Mr. Bryjak combines his scholarship and fiction skills in an original structure for this project. Each of the 26 chapters begins with Bryjak’s digest of information related to a specific topic, such as military supplies, the Underground Railroad or Civil War photography.

About the business people who saw the war primarily as a way to make money, Bryjak writes they had sold “the Union Army tens of thousands of uniforms with no buttons and no button holes. Rather than wool, cheaply constructed uniforms were made of sawdust and scraps of material glued and then ironed together. When exposed to rain, they fell apart.”

He reminds us of who were the “conductors” on the Underground Railroad, and most of the passengers: “free blacks, former slaves, whites and some Native Americans. … The vast majority of the UGRR passengers were males in their teens and 20s traveling alone or with another male companion.”

Most readers are familiar with the grisly and melancholy Civil War photographs. Bryjak adds context to those images: “The Civil War was the first major conflict to be extensively photographed, and this relatively new technology greatly enhanced our understanding of that conflict. … There were far fewer Southern photographers, and early in the war, with a lack of developing supplies and money, it was all but impossible for these men to take battlefield photos.”

Depending on a reader’s knowledge of the Civil War, the author’s well-organized and fluidly written research will be a reminder or a new look into an old subject.

The second part of each chapter exhibits Bryjak’s skill at drawing characters and creating individual voices for them. He has 26 individuals speak about the Civil War. There are 13 men and 13 women; 13 are Southerners, 13 are Northerners, eight are African-American. Each character is presented in a first-person profile, as if answering a newspaper reporter’s request, “Tell us your personal story during this war.”

The author offers the time, place, age and complexion of the person speaking. In “Blood Money,” the chapter dealing with unscrupulous businessmen profiting from the war, we read:

“Time: September, 1864

“Place: New York City

“Character: a 23 year-old white female.”

This woman describes her father’s obsession with “buying cheap and selling dear,” but it is her own sad love story that reminds us of the pain the war caused those who stayed home. The woman’s fiance, David, is killed in action, and she fears “my grief for David is pulling me into darkness. During the worst time I have considered joining him.”

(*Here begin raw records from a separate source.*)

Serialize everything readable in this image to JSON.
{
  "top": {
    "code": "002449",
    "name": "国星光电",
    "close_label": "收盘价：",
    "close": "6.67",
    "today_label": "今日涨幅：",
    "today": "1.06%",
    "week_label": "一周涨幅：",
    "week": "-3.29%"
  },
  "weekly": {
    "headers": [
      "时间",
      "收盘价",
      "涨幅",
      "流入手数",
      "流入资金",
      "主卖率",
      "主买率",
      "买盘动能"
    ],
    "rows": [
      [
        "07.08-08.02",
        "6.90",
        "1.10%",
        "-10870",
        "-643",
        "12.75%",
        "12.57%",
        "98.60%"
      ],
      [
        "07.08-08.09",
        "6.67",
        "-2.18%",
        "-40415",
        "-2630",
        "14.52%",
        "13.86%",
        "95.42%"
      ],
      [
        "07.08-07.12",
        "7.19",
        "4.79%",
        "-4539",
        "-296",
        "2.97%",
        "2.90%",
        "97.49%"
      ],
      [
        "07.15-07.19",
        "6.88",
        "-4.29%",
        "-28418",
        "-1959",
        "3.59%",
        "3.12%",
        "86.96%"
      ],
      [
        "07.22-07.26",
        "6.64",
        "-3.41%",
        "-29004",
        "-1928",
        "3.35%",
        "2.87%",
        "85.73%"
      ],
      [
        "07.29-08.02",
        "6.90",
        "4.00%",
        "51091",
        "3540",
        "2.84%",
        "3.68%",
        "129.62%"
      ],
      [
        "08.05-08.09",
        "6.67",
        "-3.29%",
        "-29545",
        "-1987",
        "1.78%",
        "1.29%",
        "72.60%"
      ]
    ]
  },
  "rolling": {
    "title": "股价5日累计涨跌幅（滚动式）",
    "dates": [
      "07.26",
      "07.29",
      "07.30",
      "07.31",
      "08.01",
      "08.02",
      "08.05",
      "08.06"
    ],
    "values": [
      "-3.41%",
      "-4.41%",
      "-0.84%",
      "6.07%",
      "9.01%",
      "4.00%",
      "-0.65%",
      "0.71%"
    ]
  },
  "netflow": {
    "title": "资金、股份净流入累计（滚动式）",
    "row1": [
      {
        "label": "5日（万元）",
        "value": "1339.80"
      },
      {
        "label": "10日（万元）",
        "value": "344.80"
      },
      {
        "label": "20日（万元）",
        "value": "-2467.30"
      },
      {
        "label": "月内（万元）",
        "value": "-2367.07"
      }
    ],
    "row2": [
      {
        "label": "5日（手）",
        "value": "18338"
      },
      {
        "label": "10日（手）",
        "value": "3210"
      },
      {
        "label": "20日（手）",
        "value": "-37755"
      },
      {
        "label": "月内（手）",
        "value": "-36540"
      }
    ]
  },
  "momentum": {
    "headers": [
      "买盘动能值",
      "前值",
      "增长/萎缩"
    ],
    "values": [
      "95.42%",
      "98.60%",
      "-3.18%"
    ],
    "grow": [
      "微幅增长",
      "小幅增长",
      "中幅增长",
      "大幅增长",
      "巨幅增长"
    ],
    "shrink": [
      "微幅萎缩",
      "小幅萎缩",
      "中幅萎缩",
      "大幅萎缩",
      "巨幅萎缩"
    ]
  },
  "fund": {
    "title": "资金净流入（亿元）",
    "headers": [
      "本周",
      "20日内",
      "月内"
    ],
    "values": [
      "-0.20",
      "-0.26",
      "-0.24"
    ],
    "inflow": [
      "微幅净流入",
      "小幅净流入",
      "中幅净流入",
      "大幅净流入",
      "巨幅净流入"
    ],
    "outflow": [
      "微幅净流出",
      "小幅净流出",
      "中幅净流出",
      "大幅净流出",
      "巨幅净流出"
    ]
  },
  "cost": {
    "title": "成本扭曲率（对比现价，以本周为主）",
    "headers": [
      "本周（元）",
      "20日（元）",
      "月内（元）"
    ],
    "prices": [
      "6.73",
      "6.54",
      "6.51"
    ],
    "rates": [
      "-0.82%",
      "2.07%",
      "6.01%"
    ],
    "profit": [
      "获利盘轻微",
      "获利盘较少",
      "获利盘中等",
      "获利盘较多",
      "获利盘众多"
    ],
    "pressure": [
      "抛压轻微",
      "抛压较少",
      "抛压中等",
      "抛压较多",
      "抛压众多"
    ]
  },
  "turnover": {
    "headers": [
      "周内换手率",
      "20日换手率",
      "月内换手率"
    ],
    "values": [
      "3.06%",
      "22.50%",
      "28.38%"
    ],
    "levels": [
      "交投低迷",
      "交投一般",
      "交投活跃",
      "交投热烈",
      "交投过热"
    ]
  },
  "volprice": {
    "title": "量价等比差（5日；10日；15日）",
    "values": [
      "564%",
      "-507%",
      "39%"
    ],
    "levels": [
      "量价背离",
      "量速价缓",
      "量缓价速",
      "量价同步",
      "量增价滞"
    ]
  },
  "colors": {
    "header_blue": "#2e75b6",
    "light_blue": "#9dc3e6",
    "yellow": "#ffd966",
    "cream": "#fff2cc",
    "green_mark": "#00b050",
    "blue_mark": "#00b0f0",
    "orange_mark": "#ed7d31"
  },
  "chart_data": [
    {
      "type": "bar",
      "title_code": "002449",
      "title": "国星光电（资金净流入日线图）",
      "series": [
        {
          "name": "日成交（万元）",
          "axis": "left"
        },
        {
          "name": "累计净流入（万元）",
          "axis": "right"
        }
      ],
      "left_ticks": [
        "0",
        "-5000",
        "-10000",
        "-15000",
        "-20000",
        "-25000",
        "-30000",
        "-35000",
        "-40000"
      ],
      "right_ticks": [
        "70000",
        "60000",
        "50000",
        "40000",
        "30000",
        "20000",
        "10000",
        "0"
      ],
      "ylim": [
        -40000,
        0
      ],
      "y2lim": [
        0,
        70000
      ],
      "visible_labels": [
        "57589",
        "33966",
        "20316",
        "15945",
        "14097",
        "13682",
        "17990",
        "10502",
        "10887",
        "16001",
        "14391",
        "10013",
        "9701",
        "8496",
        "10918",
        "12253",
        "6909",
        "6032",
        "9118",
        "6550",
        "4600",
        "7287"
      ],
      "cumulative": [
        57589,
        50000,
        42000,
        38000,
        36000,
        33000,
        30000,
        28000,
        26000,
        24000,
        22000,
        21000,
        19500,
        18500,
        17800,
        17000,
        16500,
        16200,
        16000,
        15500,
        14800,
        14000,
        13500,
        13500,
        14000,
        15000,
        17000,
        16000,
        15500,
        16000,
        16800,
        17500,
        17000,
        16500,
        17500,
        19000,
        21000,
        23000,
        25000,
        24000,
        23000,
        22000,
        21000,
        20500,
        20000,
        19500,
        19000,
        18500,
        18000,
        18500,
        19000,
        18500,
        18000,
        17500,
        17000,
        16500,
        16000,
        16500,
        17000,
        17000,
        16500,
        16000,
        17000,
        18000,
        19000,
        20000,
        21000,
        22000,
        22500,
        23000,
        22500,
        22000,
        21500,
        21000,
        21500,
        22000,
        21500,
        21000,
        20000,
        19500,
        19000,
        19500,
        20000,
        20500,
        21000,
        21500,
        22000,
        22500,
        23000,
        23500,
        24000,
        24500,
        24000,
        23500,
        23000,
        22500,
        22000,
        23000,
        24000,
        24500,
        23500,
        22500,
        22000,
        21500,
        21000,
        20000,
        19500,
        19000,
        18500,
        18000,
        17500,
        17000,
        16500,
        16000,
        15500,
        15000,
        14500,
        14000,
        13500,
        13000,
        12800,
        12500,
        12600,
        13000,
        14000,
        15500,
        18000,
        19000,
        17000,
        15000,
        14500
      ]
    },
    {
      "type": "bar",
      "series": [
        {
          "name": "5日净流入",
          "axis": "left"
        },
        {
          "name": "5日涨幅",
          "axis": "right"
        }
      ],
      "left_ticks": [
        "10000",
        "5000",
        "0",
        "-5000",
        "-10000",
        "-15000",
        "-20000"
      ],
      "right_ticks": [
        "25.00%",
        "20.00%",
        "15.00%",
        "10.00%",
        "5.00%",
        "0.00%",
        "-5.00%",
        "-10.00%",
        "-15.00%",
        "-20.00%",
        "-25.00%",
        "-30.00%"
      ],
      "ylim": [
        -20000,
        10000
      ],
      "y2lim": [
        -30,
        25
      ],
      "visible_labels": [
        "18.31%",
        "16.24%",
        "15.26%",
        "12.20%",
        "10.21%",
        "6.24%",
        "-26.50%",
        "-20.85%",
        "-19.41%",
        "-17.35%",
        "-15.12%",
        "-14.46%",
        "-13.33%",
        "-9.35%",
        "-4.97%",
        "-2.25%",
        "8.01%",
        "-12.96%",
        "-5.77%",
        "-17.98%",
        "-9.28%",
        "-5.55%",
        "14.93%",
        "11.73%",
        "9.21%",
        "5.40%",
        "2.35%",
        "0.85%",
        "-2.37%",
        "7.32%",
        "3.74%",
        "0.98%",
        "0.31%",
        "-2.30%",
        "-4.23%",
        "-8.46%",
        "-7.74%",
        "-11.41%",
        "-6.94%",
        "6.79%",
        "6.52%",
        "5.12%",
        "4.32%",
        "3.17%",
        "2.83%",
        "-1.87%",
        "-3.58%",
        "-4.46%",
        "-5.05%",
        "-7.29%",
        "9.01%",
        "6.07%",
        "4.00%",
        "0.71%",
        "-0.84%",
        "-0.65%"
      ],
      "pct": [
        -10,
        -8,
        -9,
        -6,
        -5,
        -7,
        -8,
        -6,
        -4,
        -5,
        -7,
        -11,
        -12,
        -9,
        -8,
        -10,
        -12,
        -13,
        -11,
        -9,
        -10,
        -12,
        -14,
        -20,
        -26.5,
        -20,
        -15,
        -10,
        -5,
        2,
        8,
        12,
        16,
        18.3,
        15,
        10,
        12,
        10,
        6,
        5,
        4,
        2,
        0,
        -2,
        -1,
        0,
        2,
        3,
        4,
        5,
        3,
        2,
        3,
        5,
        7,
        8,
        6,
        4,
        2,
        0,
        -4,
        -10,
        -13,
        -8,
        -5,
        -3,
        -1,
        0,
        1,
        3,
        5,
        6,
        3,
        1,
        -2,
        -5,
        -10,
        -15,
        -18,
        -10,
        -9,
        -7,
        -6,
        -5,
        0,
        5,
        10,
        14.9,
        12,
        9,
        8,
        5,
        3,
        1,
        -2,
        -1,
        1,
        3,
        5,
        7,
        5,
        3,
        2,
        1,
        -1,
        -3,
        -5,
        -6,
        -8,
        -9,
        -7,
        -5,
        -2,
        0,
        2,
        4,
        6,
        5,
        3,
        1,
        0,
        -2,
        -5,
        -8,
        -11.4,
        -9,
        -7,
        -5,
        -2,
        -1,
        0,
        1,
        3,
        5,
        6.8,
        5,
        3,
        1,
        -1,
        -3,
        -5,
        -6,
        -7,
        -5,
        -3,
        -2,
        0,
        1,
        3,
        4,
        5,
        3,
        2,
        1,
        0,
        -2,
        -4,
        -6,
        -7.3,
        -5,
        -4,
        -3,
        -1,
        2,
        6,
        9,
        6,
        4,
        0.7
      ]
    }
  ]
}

A black teenager in Kentucky hoping to cross the Ohio River to freedom is the speaker in the Underground Railroad chapter, while a 36-year-old white photograph tells us his story.

Bryjak creates an insightful and individualized voice for each of his characters. They describe and reflect the facets of the war. The author also provides an excellent summary-type introduction as well as a reading list. Whether you are steeped in the Civil War or just beginning to read about it, George Bryjak’s book deserves your attention.

“Voices from the Civil War” is available via Amazon, Barnes & Noble and the Community Store in Saranac Lake.

Reviews reflect the individual views of the reviewers, not of the Adirondack Center for Writing or the Enterprise.